Web page and app entries
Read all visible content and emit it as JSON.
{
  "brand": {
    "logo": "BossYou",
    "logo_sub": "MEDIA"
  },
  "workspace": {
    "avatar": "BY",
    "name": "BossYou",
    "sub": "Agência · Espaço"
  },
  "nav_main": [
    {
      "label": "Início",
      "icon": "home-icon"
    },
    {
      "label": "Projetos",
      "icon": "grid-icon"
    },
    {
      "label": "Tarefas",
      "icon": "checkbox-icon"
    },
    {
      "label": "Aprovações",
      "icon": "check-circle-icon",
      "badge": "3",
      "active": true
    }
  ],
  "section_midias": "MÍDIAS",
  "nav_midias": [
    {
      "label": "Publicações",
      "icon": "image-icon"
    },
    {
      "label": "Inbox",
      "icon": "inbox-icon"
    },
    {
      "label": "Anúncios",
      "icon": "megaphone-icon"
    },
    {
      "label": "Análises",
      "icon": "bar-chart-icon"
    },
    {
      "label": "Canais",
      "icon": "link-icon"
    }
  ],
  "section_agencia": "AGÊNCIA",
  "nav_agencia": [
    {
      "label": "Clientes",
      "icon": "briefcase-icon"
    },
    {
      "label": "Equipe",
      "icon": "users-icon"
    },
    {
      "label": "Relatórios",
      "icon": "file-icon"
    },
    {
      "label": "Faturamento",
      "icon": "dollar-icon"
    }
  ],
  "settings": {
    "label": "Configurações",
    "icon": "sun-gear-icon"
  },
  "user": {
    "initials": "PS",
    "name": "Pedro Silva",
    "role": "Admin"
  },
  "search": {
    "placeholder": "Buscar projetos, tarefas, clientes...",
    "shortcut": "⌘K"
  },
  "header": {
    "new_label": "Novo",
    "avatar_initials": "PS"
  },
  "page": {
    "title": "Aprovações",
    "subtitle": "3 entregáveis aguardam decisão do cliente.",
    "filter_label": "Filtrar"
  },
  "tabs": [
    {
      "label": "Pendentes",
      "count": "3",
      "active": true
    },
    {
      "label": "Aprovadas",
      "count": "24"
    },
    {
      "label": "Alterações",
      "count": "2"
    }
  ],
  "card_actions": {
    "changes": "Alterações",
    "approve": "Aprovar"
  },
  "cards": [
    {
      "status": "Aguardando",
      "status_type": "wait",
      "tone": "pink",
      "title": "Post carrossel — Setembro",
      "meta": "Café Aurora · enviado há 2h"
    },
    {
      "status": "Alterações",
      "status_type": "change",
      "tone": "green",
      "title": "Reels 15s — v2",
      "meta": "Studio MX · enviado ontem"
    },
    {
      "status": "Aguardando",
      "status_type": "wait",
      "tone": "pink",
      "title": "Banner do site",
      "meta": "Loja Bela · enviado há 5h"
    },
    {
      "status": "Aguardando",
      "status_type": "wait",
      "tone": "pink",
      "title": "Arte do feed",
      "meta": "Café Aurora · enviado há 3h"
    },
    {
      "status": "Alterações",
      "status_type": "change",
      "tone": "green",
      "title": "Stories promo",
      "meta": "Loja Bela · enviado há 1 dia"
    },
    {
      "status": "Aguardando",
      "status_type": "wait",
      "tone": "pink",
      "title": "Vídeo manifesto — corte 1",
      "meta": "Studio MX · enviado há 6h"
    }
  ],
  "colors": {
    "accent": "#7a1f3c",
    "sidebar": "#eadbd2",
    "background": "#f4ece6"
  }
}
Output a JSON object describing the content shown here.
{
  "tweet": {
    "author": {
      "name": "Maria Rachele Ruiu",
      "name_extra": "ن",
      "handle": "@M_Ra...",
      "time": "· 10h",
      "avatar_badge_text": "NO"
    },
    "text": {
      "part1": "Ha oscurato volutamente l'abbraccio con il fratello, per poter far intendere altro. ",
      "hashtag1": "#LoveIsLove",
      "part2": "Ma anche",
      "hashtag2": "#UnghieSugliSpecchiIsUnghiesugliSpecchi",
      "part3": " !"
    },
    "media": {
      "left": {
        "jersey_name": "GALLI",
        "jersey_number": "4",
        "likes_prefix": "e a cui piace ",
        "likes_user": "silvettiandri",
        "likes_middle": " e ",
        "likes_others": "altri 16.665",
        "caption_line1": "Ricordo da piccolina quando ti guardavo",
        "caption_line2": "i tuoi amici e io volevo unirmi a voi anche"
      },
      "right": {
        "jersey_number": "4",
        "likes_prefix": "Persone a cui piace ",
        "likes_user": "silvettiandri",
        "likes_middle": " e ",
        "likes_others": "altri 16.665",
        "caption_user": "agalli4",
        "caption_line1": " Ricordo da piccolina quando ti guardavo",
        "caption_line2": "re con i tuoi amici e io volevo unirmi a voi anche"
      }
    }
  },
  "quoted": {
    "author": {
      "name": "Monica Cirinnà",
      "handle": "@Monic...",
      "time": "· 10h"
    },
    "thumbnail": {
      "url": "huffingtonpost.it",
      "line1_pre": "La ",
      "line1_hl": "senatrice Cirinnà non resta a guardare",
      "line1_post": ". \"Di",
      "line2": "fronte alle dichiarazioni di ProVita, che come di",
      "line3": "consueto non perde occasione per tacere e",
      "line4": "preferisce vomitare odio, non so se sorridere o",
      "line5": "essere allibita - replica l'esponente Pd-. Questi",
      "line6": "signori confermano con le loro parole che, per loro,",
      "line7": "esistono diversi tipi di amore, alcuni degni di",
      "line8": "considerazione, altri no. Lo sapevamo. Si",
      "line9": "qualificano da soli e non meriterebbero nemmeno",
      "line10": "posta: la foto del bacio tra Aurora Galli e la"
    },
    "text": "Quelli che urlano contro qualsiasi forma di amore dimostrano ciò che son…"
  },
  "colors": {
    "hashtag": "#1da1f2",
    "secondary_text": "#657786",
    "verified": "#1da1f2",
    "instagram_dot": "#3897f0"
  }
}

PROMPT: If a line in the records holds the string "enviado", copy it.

YOUR SOLUTION:
      "meta": "Café Aurora · enviado há 2h"
      "meta": "Studio MX · enviado ontem"
      "meta": "Loja Bela · enviado há 5h"
      "meta": "Café Aurora · enviado há 3h"
      "meta": "Loja Bela · enviado há 1 dia"
      "meta": "Studio MX · enviado há 6h"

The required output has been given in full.